Search for Bosonic Stop Decays in R-parity Violating Supersymmetry in e+p Collisions at HERA 

The Standard Model of particle physics has been hugely successful in describing the interactions of quarks and leptons in a wide variety of circumstances. However, as energies increase, the Standard Model is expected ultimately to break down. For example, the so called `hierarchy problem' suggests that new physics must exist at scales of around 1 TeV. Supersymmetry provides an attractive and elegant extension to the Standard Model, which could solve the hierarchy problem. The most general formulation of supersymmetry allows so called R-parity violating couplings between two Standard model particles (quarks and/or leptons) and a supersymmetric squark or slepton.
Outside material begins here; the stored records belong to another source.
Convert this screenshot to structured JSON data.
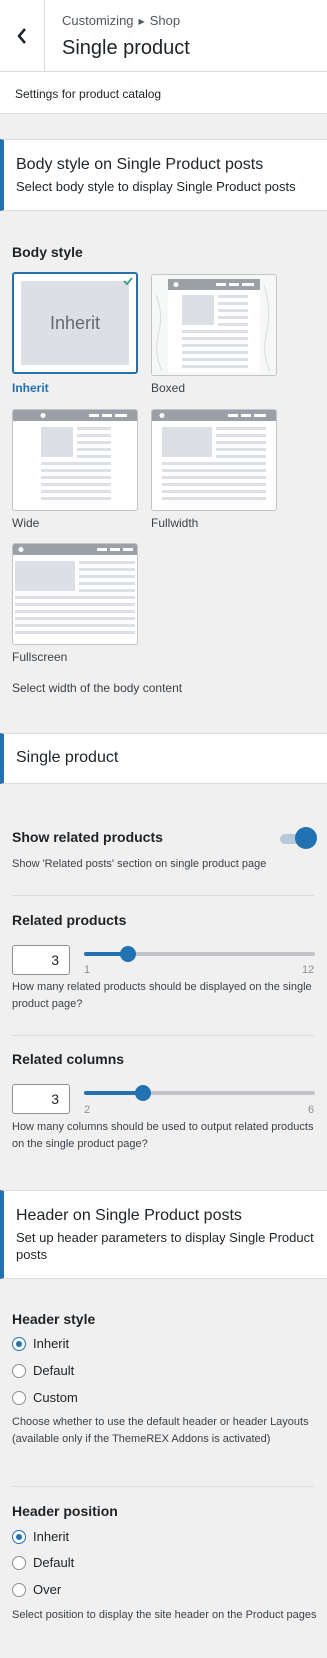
{
  "header": {
    "breadcrumb_parent": "Customizing",
    "breadcrumb_current": "Shop",
    "title": "Single product"
  },
  "panel_description": "Settings for product catalog",
  "body_section": {
    "title": "Body style on Single Product posts",
    "description": "Select body style to display Single Product posts",
    "label": "Body style",
    "options": [
      {
        "name": "Inherit",
        "thumb_text": "Inherit",
        "selected": true
      },
      {
        "name": "Boxed",
        "selected": false
      },
      {
        "name": "Wide",
        "selected": false
      },
      {
        "name": "Fullwidth",
        "selected": false
      },
      {
        "name": "Fullscreen",
        "selected": false
      }
    ],
    "help": "Select width of the body content"
  },
  "single_section": {
    "title": "Single product",
    "related_toggle": {
      "label": "Show related products",
      "help": "Show 'Related posts' section on single product page",
      "enabled": true
    },
    "related_products": {
      "label": "Related products",
      "value": "3",
      "min": "1",
      "max": "12",
      "help": "How many related products should be displayed on the single product page?"
    },
    "related_columns": {
      "label": "Related columns",
      "value": "3",
      "min": "2",
      "max": "6",
      "help": "How many columns should be used to output related products on the single product page?"
    }
  },
  "header_section": {
    "title": "Header on Single Product posts",
    "description": "Set up header parameters to display Single Product posts",
    "style": {
      "label": "Header style",
      "options": [
        "Inherit",
        "Default",
        "Custom"
      ],
      "selected": "Inherit",
      "help": "Choose whether to use the default header or header Layouts (available only if the ThemeREX Addons is activated)"
    },
    "position": {
      "label": "Header position",
      "options": [
        "Inherit",
        "Default",
        "Over"
      ],
      "selected": "Inherit",
      "help": "Select position to display the site header on the Product pages"
    }
  },
  "colors": {
    "accent": "#2271b1",
    "background": "#f0f0f1"
  }
}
The HERA collider is unique among current high energy facilities in its sensitivity to R-parity violating squark production. No other machine can access such large squark masses.

This paper follows on from a previous H1 search for squarks in R-parity violating supersymmetry, which is explained here . In contrast to the earlier publication, in this paper we consider the scenario in which the supersymmetric top quark (stop) is heavier than the supersymmetric bottom quark (sbottom). The physical process for which we search involves the resonant production of the stop via the fusion of the beam positron with a quark from the proton, dominantly a down quark for large Bjorken-x or stop mass (e+ d -> stop). The stop then decays either in the same way as it was produced (stop -> e+ d), or `bosonically' to a sbottom and a W boson (stop -> sbottom W).

The bosonic stop decay is particularly interesting in light of the previous observation by H1 of an anomalously large yield of events with an isolated electron or muon, missing transverse momentum and a hadronic system with large transverse momentum (for details see here ). This final state topology could be explained by the bosonic stop decay mode with the W decaying to the isolated lepton and a neutrino for the missing transverse momentum and the hadronic system arising from the sbottom. In such an interpretation, one might expect to find related signals in other possible stop decay modes, such as the bosonic decay mode with the W decaying to a pair of quarks (two high transverse momentum jets) or the direct decay to a positron and a down quark.

In fact, only the events with isolated muons and missing transverse momentum survive the stop interpretation. No significant signal is seen in any other channel, so bosonic stop decays are unlikely as an explanation of the previously reported anomalous events. Since this is the case, the results of the search are used to set limits on the stop mass, the sbottom mass and the R-parity violating Yukawa coupling of a down quark, a positron and a stop quark. An example can be seen in the figure, where the excluded regions of stop and sbottom masses are shown for a coupling of electromagnetic strength. Stop quarks with masses up to 260 GeV are excluded for all considered choices of other SUSY parameters. In at least some parts of the parameter space, masses as large as 275 GeV are excluded. These are the first such constraints from any experiment for the case where the stop decays bosonically.